● **WORK ORDER**:
What you return should be each line of the data containing the string "przez".

[Stored items from a collection]
......

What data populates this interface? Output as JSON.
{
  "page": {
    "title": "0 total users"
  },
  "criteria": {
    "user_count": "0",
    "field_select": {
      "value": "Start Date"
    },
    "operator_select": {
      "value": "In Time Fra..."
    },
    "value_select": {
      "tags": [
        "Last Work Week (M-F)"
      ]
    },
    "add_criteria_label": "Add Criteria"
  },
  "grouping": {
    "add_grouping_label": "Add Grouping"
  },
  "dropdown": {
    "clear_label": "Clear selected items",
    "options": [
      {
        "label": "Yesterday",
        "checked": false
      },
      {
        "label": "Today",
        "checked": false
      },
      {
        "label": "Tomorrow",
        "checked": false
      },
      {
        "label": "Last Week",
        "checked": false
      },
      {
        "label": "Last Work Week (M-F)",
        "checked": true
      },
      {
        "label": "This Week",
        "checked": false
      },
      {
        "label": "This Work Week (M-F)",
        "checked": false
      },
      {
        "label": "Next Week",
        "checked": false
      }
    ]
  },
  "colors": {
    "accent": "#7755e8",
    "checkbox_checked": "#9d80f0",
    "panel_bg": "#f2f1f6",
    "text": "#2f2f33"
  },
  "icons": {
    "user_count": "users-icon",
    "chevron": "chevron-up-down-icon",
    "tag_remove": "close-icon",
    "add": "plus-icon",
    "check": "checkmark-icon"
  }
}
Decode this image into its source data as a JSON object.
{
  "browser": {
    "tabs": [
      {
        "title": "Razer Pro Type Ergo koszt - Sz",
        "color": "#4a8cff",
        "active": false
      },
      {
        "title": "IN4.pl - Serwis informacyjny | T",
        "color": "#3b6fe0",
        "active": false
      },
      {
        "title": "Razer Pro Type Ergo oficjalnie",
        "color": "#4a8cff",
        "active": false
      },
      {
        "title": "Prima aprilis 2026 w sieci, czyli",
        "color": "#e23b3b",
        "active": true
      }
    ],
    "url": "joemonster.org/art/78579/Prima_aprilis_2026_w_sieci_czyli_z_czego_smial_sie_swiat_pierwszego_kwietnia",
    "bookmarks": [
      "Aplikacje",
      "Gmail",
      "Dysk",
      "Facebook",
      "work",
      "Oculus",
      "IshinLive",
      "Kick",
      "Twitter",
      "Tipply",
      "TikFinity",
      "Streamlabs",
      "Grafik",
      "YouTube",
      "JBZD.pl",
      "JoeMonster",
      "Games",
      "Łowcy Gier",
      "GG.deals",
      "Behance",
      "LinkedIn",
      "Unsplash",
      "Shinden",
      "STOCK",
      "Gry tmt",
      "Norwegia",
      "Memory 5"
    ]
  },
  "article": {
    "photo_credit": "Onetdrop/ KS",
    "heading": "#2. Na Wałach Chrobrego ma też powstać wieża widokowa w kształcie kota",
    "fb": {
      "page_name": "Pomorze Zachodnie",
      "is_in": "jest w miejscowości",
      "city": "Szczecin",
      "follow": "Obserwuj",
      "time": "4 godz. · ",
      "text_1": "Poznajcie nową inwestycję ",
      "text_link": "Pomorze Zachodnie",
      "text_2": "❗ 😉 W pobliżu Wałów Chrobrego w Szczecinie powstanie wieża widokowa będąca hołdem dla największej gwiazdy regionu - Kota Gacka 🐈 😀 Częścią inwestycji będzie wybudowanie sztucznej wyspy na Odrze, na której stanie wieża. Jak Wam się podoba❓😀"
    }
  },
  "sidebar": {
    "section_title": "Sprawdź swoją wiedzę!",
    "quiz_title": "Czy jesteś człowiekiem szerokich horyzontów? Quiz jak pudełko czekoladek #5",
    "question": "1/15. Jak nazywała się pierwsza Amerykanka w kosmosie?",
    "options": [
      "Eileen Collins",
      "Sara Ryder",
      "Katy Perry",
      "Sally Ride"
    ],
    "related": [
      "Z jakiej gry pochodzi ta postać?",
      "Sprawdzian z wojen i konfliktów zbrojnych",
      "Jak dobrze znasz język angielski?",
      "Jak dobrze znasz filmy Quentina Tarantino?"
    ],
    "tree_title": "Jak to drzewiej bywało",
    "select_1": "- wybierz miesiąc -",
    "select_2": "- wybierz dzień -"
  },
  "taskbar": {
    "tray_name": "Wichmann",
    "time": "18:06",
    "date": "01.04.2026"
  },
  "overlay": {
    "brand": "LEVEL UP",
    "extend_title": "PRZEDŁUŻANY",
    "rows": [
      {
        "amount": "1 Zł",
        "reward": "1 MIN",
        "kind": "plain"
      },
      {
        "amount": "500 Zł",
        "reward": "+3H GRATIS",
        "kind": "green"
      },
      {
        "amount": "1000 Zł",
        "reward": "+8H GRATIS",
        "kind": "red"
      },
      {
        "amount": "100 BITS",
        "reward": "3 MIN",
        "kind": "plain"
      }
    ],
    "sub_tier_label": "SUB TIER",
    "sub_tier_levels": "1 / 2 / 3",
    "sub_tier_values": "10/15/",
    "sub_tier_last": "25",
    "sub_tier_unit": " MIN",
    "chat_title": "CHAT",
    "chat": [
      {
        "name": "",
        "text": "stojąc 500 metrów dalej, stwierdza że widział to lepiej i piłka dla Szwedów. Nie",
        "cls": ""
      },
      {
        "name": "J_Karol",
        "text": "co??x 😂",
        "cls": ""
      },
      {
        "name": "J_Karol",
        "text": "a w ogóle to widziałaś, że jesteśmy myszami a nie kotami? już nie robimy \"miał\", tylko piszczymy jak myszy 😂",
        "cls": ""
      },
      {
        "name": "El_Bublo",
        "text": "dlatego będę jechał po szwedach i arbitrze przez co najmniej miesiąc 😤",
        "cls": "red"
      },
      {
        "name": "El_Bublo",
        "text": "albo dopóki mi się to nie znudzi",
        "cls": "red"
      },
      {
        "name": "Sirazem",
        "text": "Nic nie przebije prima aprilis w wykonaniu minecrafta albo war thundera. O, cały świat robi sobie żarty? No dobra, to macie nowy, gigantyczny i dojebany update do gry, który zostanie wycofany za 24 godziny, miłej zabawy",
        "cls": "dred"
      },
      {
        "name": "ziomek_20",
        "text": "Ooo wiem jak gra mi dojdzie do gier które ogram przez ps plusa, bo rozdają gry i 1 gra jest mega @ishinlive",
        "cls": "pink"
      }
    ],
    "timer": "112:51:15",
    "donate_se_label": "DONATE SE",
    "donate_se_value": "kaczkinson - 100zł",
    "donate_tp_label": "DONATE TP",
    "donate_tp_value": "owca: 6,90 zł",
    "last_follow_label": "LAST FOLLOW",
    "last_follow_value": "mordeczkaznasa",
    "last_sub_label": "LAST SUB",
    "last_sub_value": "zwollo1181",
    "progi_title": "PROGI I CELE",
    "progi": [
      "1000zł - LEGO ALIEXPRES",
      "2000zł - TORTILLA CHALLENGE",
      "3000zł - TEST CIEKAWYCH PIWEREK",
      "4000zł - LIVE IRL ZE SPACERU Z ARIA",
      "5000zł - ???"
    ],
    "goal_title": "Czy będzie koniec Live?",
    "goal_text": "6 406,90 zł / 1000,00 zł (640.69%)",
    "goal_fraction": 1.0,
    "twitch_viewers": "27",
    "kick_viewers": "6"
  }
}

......

● **OUTPUT FOR THIS EXERCISE**:
        "text": "dlatego będę jechał po szwedach i arbitrze przez co najmniej miesiąc 😤",
        "text": "Ooo wiem jak gra mi dojdzie do gier które ogram przez ps plusa, bo rozdają gry i 1 gra jest mega @ishinlive",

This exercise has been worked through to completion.